On the other hand, I do like Chuck, now in its second season on NBC. Funny concept, sharp writing and worth a diversion to the NBC site if you miss an episode. The idea of a slacker spy who gets it right once in a while because his nerdy tendencies pay dividends is kinda cute. And the supporting cast at the show's fictional electronics superstore--a burn-out arcade gamer, an under-achieving Indian-American, the rebellious daughter of Taiwanese immigrants and a hide-from-the-customers manager--is pitch perfect. Great show to spend an hour with in an airport bar.

Nobody asked me, but…

Oil's down to $54 a barrel. Just four more dollars and it'll finally hit the number that United Airlines' February, 2006, bankruptcy reorganization plan predicted it would average between 2006 and 2011. Wait, while I was writing, oil dropped to $49 a barrel. Man, how did they know? Those guys running United are brilliant. Just give them a couple of years of mulligans and the odd economic collapse or two and they nail it.

The market for all those planes that the Big Six are grounding is basically nonexistent. But among the dross (American's MD-80s, for example) is a surprising number of decent, reliable, relatively fuel-efficient mid-generation Boeing 737s. Even in these bad times, I can see someone leasing a few and starting a new airline…

Nobody asked me, but…

The latest offer I saw for a frequent flyer program credit card came with 40,000 bonus miles. Who says the credit markets are frozen? If you're Chase or American Express and you have pre-purchased all of those nearly worthless miles to help keep your airline partner afloat, you've got no choice but to keep lending.

With airline traffic plummeting and airports emptying out, how'd you like to be Steve Brill at Clear? The Transportation Security Administration doesn't permit him to offer any meaningful security bypass, so he's left promoting membership in a line-cut program. And, oops, the lines have disappeared. Brill's reaction? He raised his prices. Yeah, that'll work…
ABOUT JOE BRANCATELLI Joe Brancatelli is a publication consultant, which means that he helps media companies start, fix and reposition newspapers, magazines and Web sites. He's also the former executive editor of Frequent Flyer and has been a consultant to or columnist for more business-travel and leisure-travel publishing operations than he can remember. He started his career as a business journalist and created JoeSentMe in the dark days after 9/11 while he was stranded in a hotel room in San Francisco. He lives on the Hudson River in the tourist town of Cold Spring.

THE FINE PRINT All of the opinions and material in this column are the sole property and responsibility of Joe Brancatelli. This material may not be reproduced in any form without his express written permission.

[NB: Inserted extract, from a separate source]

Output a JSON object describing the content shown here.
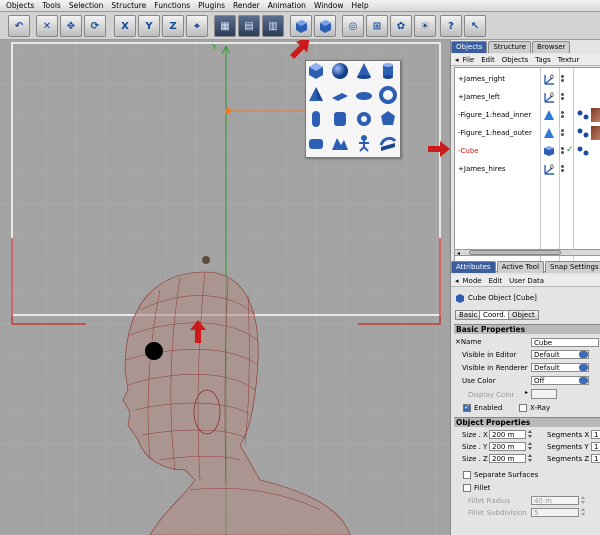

This column is Copyright © 2008 by Joe Brancatelli. JoeSentMe.com is Copyright © 2008 by Joe Brancatelli. All rights reserved.